    i was an iv therapist for many years. i can't tell you the number of patients that managed to sever their hickman lines (i'm talking about tore the distal end off!) and they never got air embolisms. we would find patients walking around with the end caps gone from the ports of their triple lumen catheters, picc lines and hickman lines and no air embolism. i can't tell you why it didn't happen. i have my suspicions that it was either because the lumens can only accommodate a small volume of air that is not enough to cause problems during an inspiration or the fibrin sheath flaps that tend to develop and cover the distal openings of these devices within 24 hours after insertion may have had something to do with protecting them from sucking air through them (sometimes nothing will flow into these lines except under the pressure of an iv pump and the groshong access is always closed and only opens when iv pump pressure is applied to it, so many central vascular lines are now made with groshong tips for safety reasons), but i can't prove that to you. i can tell you that my shock and fear was very real whenever one of these devices was found like this and the line was clamped off immediately.
    Last edit by Daytonite on Jul 4, '07
    Nuieve and VickyRN like this.
  11. Visit  Daytonite} profile page
    Quote from VickyRN
    Great discussion! Wonderful posts and explanations, Daytonite You may also find this website useful (it explains the difference between a regular clot-type embolus and an air embolus):

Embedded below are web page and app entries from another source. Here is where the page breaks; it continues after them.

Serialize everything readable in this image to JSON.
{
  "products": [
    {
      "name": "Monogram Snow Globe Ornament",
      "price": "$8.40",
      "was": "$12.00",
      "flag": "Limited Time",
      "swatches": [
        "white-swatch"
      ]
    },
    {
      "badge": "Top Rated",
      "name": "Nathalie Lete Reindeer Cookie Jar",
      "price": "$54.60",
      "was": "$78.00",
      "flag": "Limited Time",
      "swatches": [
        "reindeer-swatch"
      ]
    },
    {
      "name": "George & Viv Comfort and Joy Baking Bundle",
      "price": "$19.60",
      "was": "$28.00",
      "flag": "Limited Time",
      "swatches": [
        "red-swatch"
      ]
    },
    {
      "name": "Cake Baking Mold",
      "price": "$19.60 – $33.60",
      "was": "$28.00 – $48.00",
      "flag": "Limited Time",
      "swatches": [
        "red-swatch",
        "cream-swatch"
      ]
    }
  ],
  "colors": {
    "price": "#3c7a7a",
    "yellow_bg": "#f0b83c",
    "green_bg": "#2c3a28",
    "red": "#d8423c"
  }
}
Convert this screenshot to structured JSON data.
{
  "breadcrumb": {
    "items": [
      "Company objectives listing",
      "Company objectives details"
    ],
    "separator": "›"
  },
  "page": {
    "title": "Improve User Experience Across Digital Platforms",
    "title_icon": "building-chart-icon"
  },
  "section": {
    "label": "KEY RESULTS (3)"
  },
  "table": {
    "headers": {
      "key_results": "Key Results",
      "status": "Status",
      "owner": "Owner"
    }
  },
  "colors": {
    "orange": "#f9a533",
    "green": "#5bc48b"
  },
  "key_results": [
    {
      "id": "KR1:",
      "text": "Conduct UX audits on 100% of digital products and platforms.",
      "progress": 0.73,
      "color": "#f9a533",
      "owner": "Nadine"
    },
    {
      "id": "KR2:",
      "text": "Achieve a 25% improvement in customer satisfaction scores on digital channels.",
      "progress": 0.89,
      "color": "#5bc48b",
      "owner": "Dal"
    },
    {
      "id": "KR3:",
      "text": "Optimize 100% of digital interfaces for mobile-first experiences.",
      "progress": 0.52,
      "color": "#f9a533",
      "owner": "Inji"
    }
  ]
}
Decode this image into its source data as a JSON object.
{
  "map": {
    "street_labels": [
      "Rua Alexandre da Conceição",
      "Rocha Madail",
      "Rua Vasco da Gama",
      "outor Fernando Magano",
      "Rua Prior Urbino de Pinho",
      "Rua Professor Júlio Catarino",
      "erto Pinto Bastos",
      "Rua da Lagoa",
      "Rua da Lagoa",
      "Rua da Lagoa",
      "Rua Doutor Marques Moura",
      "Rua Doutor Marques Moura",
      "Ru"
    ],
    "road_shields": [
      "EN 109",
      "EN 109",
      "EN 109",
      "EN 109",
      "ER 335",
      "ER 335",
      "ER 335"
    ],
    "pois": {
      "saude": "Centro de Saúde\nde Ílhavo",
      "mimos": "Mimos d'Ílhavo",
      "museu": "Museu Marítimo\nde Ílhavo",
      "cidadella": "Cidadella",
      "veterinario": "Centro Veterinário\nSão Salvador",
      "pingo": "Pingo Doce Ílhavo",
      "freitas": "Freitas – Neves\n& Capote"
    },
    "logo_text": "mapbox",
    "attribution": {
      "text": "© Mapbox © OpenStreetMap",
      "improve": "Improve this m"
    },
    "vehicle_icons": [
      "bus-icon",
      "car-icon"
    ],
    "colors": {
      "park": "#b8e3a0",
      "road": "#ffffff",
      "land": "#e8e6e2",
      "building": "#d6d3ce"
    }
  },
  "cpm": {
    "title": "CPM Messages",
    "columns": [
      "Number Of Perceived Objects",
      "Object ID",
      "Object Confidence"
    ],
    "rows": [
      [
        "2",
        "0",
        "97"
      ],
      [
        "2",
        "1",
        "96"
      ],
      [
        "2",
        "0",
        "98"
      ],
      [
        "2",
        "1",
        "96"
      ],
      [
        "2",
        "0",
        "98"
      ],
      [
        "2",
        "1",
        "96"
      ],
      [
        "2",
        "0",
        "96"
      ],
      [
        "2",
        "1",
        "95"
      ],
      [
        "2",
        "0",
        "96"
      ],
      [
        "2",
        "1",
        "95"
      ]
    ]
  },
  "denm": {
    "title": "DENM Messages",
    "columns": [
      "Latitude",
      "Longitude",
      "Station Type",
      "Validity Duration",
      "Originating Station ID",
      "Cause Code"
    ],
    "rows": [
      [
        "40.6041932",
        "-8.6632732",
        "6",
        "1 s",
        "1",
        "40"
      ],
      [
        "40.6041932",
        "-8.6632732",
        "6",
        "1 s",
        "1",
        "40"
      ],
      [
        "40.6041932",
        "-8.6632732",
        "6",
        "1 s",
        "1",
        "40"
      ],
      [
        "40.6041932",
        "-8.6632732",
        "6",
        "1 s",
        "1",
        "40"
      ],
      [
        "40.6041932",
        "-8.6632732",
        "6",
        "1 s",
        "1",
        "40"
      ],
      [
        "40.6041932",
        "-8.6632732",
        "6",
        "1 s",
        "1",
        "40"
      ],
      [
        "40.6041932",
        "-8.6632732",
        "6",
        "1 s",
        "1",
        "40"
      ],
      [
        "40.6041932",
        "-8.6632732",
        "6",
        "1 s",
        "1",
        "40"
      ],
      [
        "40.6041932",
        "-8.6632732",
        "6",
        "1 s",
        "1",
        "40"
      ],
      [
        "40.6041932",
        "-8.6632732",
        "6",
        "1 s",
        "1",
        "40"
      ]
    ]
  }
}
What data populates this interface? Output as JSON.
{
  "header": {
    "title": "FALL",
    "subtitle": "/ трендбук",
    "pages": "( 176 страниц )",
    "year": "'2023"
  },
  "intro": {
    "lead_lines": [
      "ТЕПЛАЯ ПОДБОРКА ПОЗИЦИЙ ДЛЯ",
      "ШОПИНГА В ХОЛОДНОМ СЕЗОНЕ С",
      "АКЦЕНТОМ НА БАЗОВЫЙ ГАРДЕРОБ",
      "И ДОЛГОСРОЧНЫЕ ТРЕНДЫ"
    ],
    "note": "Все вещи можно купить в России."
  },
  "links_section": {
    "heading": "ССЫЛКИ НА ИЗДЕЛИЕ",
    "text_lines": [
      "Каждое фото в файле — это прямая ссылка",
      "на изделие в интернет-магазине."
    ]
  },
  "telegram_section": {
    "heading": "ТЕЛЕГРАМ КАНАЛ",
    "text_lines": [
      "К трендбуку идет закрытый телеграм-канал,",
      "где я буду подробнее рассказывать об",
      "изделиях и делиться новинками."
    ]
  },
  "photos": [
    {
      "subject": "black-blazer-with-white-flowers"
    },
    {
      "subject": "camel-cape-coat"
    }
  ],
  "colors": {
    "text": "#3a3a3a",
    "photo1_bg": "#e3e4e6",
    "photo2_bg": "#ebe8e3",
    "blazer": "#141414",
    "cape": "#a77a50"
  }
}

    Clot-type embolus (PE) have them sitting up high-Fowler's to expand the lung tissue, facilitate lung aeration and reduce "dead space" as much as possible. Air embolus: left Trendelenburg to trap air in right atrium.
    I couldn't stop reading this article. Had me smiling all the way through, especially when she mentioned preload. Nuieve. . .make sure you read all the way to the bottom since she also addresses air embolism. I was not an ICU nurse so I never saw this kind of stuff related to the hemodynamic monitoring lines, but I'm sure the ICU nurses have. Loved the pictures. Especially the one of the brain with the air embolism. Yikes!
    VickyRN likes this.
  12. Visit  emtb2rn} profile page
    Yeah, Mark's site (http://www.icufaqs.org/) is great. I find myself out there a lot. Mark's has a superb writing style, informative yet highly enjoyable to read.

    Do you find yourself talking outloud when reading the articles? As Joe Pesci said in "My Cousin Vinny", "Shout 'em out if ya know 'em."
    Theresa Presley likes this.
  13. Visit  Nuieve} profile page
    Ok, now it's all clear. Thanks!
  14. Visit  queenjean} profile page
    I think I'm in love with Mark......
  15. Visit  PamelaSRNV} profile page
    I've been taught to place the patient in Left Trans to try and guide the embolus into the left atrium. Also, you don't need an order to administer 2L oxygen---anything higher yes but until then at least you can get something flowing.

Nursing Jobs in every specialty and state. Visit today and Create Job Alerts, Manage Your Resume, and Apply for Jobs.